Want to Explore a robot control DSL? Or would you like to take a closer look at Haskell, a cousin of Clojure? Join London Clojure for three talks which will be walking you through topics like DSL and Haskell, leaving you a better Clojure programmer.
Describing the motions of a robot with many degrees of freedom (joints) can be quite tedious. One approach is to represent the value of each joint on a time-lime (similar to a Flash animation). This approach has the disadvantage the the resulting animations are entirely static and cannot react to changes in the conditions of robot. Such animations also are awkward to use from non-graphical programs written in languages such as python and clojure.
Another approach is to use the robot's API to generate the animation. This has the advantage of being able to reach to the robot's current circumstances and integrates well with the rest of a textual program but is hard to read.
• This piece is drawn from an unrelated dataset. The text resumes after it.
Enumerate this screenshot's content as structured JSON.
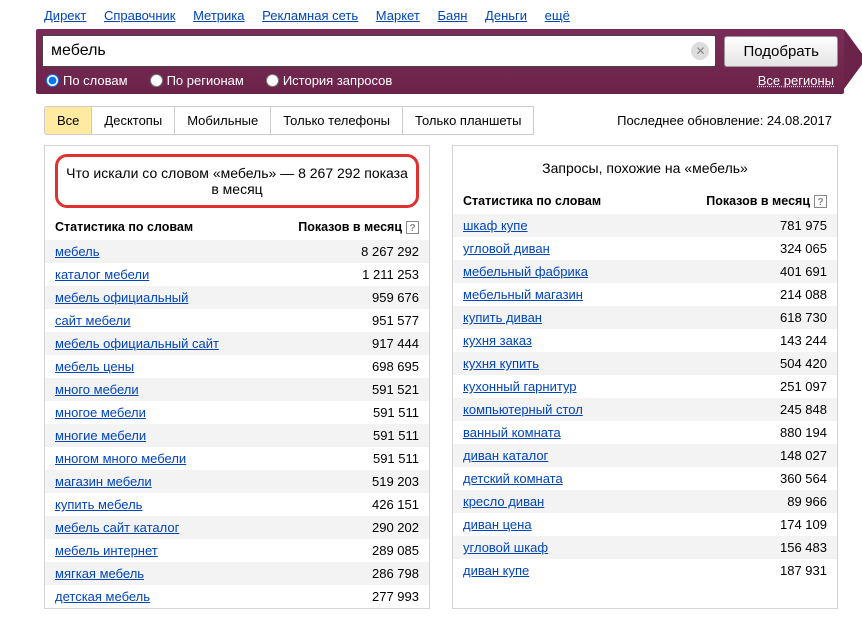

In this talk I'll outline (and solicit feedback on) a small DSL written in clojure that aims to make it possible to generate animations in a more readable way. I'll also show a graphical tool that makes generating code in this DSL simple.
By day, a mild-mannered programmer working on Virtual Desktop Infrastructure at VMware. By night, when not asleep, plans world domination by social emotional robots powered by python and clojure. Before he was virtualised Dave worked for Xerox Research in France and, back in the mists of time, developed one of the first distributed multi-user virtual reality environments as part of his PhD work at Manchester.
Now that you've found your perfect language, why would you even care about other languages? Actually, a very large part of what's made Clojure so great is the community's eagerness to go out and seek new ideas and bring them back. You'll be surprised how many Clojure core libraries were actually Not Invented Here: core.async, core.logic, core.typed and core.match to name some of the more obvious ones. And for Clojure to retain its competitive edge, it's imperative that we keep this healthy interest in the whole field of computer science going--as opposed to going tribal over our own splendidness while progress only comes when somebody manages to sneak it in the back door, like we're some kind of Node developers.
Which is why Bodil wanted to show you another of her favourite languages: Haskell, a close cousin to Clojure.
Watch this SkillsCast recording of a talk by Bodil Stokke, where she shares many crucial ideas like immutable data structures and a strong focus on pure functions.
Bodil explains how they diverge in their approaches to metaprogramming (Clojure, as we know, employs macros for ultimate power, whereas Haskell's approach is through a remarkably powerful type system) and than asks "Why would you prefer one over the other?"
Why indeed; that's what she then examines, and whether or not you decide to start using Haskell like a category theorist after this talk, we can guarantee you a brush with Haskell will make you a better Clojure programmer.
Bodil works as a computer science researcher for a secretive think tank, and is a world renowned expert in varied fields such as pizza and persistent data structures. Contrary to popular rumour, she only has five fingers on each hand, but is still an Emacs user.
A case study of a commodity hedge fund making the unusual choice of not only building their own infrastructure but doing so primarily in Clojure. I will be presenting our road to Clojure, how it came to shape our business infrastructure, what we use it for and some lessons learnt in the process and where we're going next.
A commodity trader who happens to be a lifelong programmer with a great interest in utilizing technology to build a better business and become a better trader. His last pure developer job was around 10 years ago, but that hasn't stopped him from making it over to Clojure via an unusual path of an in-house language, Ruby and Smalltalk.